Hi Shama - We just finished our practice sessions for Video 33 and 34. I liked the sitting position. Alot of the moves I thought were really good and easy to execute in the sitting position. (Joleen had a few issues but I didn't) I also felt they were quite effective for my partner. I know you don't recommend an extended period of time in the sitting position, so maybe putting this in the front of your session?
Other than kneading, rocking and squeezing on the traps (which moves I can do in the prone position), I'm going to use all of these sitting position techniques as part of my total session. I enjoyed every single technique in both of these sessions. The only one that I had trouble with getting down totally was the last technique in session 34 (the arm lift up behind head with elbow in trapezius where we rotate to stretch). I wasn't quite sure if I rotate back behind the head or back towards the shoulder, or away from the head/kerrie-rundes-thai-massage-shoulder-therapy-course-notes? I watched the video several times and I wasn't getting the feedback I was looking for from this move because it looks like a great and strong move and it's one I want to do correctly because it looks effective for someone that may have tight shoulders. Any ideas on this?
Otherwise, things went well. Thanks - Greg.
I actually know one school where they put the sitting position at the beginning of the session. I personally don't like this because it is not a very gentle way of starting a Thai Massage session. Several of the sitting techniques are quite intense. My thing is that I only do the sitting position when I feel that I really need to do it to accomplish a specific therapeutic goal.
However you seem to have fallen in love with the sitting position, and maybe this will be reflected by your clients. Maybe you will be the "sitting technique guru" of Thai Massage.
The fact is that those moves work quite well on certain people, and for others they feel really uncomfortable. Only experience and time and working with a bunch of different clients will tell you how much you want to build them into your sessions.
Regarding the last technique on video 34, you want to pull the hand and arm straight back, at a 90 degree angle to and away from your partner's back.
Hi Shama - Enjoyed your video 35 for working with clients - alot of useful information. In fact, I will get a chance this weekend to utilize some of your ideas/techniques in talking with others about Thai massage as we have a health fair we are going to be at his weekend and we will be introducing our newest service "Thai Massage" -
This video helped me to prepare for doing the other part of being a good practitioner - being a good representative of these techniques.
I'm been thankful for the last few videos to help with techniques in the sitting positions because this weekend we will only be able to demonstrate some of the techniques in the sitting position.
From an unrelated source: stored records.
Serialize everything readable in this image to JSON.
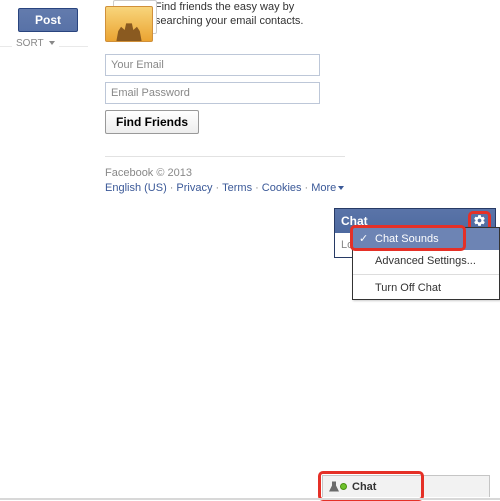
{
  "left": {
    "post": "Post",
    "sort": "SORT"
  },
  "friends": {
    "desc": "Find friends the easy way by searching your email contacts.",
    "email_ph": "Your Email",
    "pass_ph": "Email Password",
    "find_btn": "Find Friends"
  },
  "footer": {
    "copyright": "Facebook © 2013",
    "links": [
      "English (US)",
      "Privacy",
      "Terms",
      "Cookies",
      "More"
    ]
  },
  "chat": {
    "title": "Chat",
    "loading": "Loading",
    "menu": {
      "sounds": "Chat Sounds",
      "advanced": "Advanced Settings...",
      "turnoff": "Turn Off Chat"
    },
    "bar_label": "Chat"
  }
}
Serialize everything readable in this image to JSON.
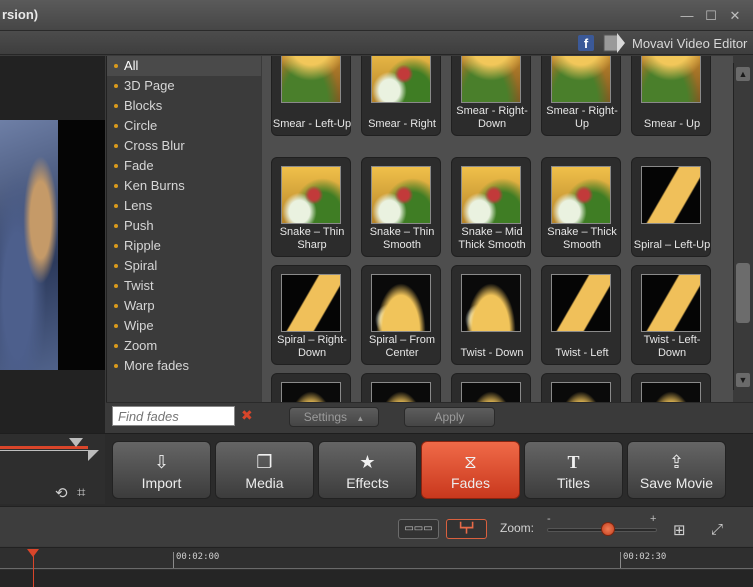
{
  "window": {
    "title": "rsion)",
    "brand": "Movavi Video Editor",
    "facebook_glyph": "f"
  },
  "categories": [
    "All",
    "3D Page",
    "Blocks",
    "Circle",
    "Cross Blur",
    "Fade",
    "Ken Burns",
    "Lens",
    "Push",
    "Ripple",
    "Spiral",
    "Twist",
    "Warp",
    "Wipe",
    "Zoom",
    "More fades"
  ],
  "selected_category": "All",
  "tiles": [
    [
      "Smear - Left-Up",
      "Smear - Right",
      "Smear - Right-Down",
      "Smear - Right-Up",
      "Smear - Up"
    ],
    [
      "Snake – Thin Sharp",
      "Snake – Thin Smooth",
      "Snake – Mid Thick Smooth",
      "Snake – Thick Smooth",
      "Spiral – Left-Up"
    ],
    [
      "Spiral – Right-Down",
      "Spiral – From Center",
      "Twist - Down",
      "Twist - Left",
      "Twist - Left-Down"
    ]
  ],
  "search": {
    "placeholder": "Find fades",
    "clear": "✖"
  },
  "settings_label": "Settings",
  "apply_label": "Apply",
  "toolbar": {
    "import": "Import",
    "media": "Media",
    "effects": "Effects",
    "fades": "Fades",
    "titles": "Titles",
    "save": "Save Movie",
    "active": "Fades",
    "titles_icon": "T"
  },
  "zoom": {
    "label": "Zoom:",
    "minus": "-",
    "plus": "+",
    "level": 0.55
  },
  "ruler": [
    "00:02:00",
    "00:02:30"
  ],
  "colors": {
    "accent": "#e8553a",
    "bullet": "#d99a1c"
  }
}
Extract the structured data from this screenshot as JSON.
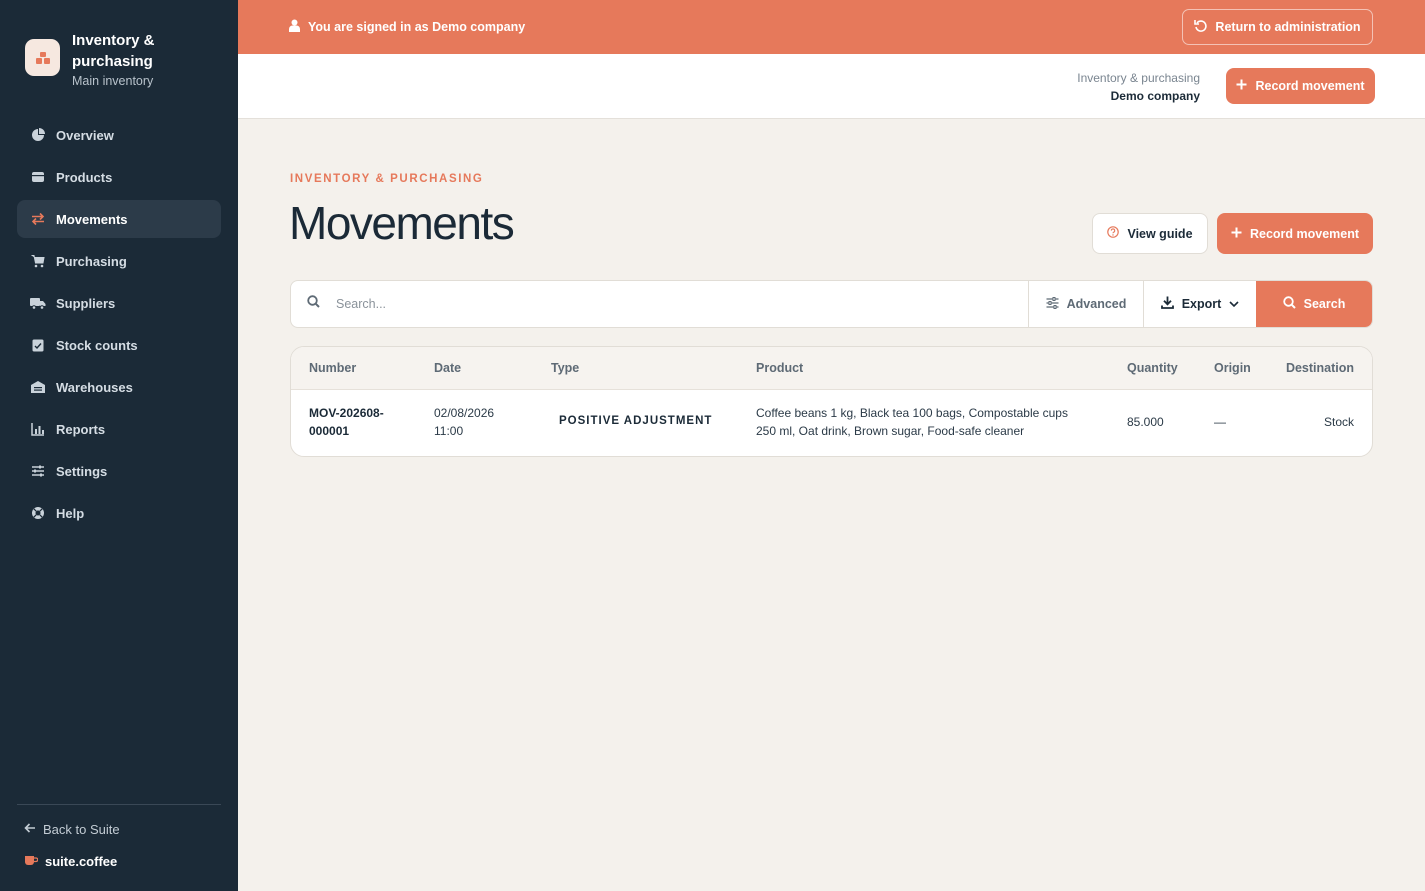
{
  "sidebar": {
    "brand_title": "Inventory & purchasing",
    "brand_subtitle": "Main inventory",
    "items": [
      {
        "label": "Overview",
        "icon": "pie-chart-icon"
      },
      {
        "label": "Products",
        "icon": "box-icon"
      },
      {
        "label": "Movements",
        "icon": "swap-arrows-icon",
        "active": true
      },
      {
        "label": "Purchasing",
        "icon": "cart-icon"
      },
      {
        "label": "Suppliers",
        "icon": "truck-icon"
      },
      {
        "label": "Stock counts",
        "icon": "clipboard-check-icon"
      },
      {
        "label": "Warehouses",
        "icon": "warehouse-icon"
      },
      {
        "label": "Reports",
        "icon": "bar-chart-icon"
      },
      {
        "label": "Settings",
        "icon": "sliders-icon"
      },
      {
        "label": "Help",
        "icon": "lifebuoy-icon"
      }
    ],
    "back_label": "Back to Suite",
    "suite_label": "suite.coffee"
  },
  "banner": {
    "text": "You are signed in as Demo company",
    "return_label": "Return to administration"
  },
  "header": {
    "app_name": "Inventory & purchasing",
    "company": "Demo company",
    "record_label": "Record movement"
  },
  "page": {
    "eyebrow": "INVENTORY & PURCHASING",
    "title": "Movements",
    "guide_label": "View guide",
    "record_label": "Record movement"
  },
  "search": {
    "placeholder": "Search...",
    "advanced_label": "Advanced",
    "export_label": "Export",
    "search_label": "Search"
  },
  "table": {
    "columns": [
      "Number",
      "Date",
      "Type",
      "Product",
      "Quantity",
      "Origin",
      "Destination"
    ],
    "rows": [
      {
        "number_line1": "MOV-202608-",
        "number_line2": "000001",
        "date": "02/08/2026",
        "time": "11:00",
        "type": "POSITIVE ADJUSTMENT",
        "product_line1": "Coffee beans 1 kg, Black tea 100 bags, Compostable cups",
        "product_line2": "250 ml, Oat drink, Brown sugar, Food-safe cleaner",
        "quantity": "85.000",
        "origin": "—",
        "destination": "Stock"
      }
    ]
  },
  "colors": {
    "accent": "#e6795b",
    "sidebar_bg": "#1b2a37",
    "page_bg": "#f4f1ec"
  }
}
I plan to offer people that stop by our booth a great hand massage!
Thank you so much for everything. It's been an honor to work with you and learn from you. Look forward to visiting with you in the future to tell you how things are going for us.
Thanks Again - Greg